Fastest declining utilization
After five months of improvement in capacity utilization, Spirit Airlines (SAVE) is back to its old ways. The carrier’s capacity growth has outpaced traffic growth from January 2015 to April 2016, leading to a 16- month consecutive utilization decline. Utilization has been on a downtrend again since October 2016.
For August 2017, Spirit Airlines’ utilization fell 0.9% to 86.2%. Peers JetBlue Airways (JBLU) and United Continental (UAL) also reported a drop in utilization while Delta Air Lines (DAL), American Airlines (AAL), and Southwest Airlines’ (LUV) utilization has improved for the month.
Load factor is the most commonly used measure of an airline’s capacity utilization. It’s calculated as revenue passenger miles divided by available seat miles. A higher load factor indicates better utilization of aircraft capacity.
For 1Q17, Spirit’s average yield fell 0.7% YoY to 10.54 cents. Just as investors thought SAVE was getting back on track, along came the pilot strikes. Despite this setback, Spirit managed to improve yields by 7.1% YoY to 11.28 cents in the second quarter of 2017. This improvement was mainly due to the shift of Easter holidays in Q2, which led to increased demand for the airline as well as the carrier’s other revenue initiatives.
Unit revenues follow

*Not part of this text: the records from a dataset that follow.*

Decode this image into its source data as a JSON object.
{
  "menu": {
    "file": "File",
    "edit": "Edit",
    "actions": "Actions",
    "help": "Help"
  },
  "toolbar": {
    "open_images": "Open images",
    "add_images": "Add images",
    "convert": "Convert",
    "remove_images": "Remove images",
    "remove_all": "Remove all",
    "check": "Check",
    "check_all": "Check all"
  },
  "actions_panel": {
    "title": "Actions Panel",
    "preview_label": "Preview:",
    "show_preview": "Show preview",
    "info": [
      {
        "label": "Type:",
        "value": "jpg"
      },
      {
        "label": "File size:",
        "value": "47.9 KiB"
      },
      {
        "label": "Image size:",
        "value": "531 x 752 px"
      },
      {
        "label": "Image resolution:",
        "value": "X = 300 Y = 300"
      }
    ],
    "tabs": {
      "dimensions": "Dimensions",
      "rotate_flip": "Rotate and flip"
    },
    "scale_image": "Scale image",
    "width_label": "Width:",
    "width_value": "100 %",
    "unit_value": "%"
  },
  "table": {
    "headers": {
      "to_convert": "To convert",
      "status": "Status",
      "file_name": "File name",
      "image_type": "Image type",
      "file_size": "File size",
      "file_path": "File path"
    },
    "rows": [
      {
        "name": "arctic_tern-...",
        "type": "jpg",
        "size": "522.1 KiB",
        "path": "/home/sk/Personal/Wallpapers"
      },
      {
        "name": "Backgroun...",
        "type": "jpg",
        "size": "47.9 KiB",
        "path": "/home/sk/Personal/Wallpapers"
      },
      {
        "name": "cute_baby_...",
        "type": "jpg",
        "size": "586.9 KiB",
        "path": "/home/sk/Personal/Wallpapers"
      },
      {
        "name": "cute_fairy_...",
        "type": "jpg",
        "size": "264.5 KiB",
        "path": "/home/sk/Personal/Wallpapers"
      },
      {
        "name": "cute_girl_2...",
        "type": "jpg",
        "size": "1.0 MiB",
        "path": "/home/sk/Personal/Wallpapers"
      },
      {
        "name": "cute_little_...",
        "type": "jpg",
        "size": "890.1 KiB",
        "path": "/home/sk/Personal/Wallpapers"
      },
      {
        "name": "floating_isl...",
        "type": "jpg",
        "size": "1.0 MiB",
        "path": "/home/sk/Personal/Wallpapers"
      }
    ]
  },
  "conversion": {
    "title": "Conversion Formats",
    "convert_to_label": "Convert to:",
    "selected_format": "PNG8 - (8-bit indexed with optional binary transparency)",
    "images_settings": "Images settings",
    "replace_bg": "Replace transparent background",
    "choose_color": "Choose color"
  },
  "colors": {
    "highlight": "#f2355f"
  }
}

For the first quarter of 2017, Spirit airlines’ unit revenue or TRASM (total operating revenue per ASM) reported a decline of 4.2% YoY to 8.61 cents. For the second quarter, TRASM improved by 5.7% YoY to 9.62 cents.
However, the recent hurricanes that hit the US coast again wreaked havoc on Spirit. Read the next part of this series to find out how. Investors can gain exposure to Spirit Airlines by investing in the First Trust Industrials/Producer Durables AlphaDEX Fund (FXR), which invests 1.1% of its portfolio in SAVE.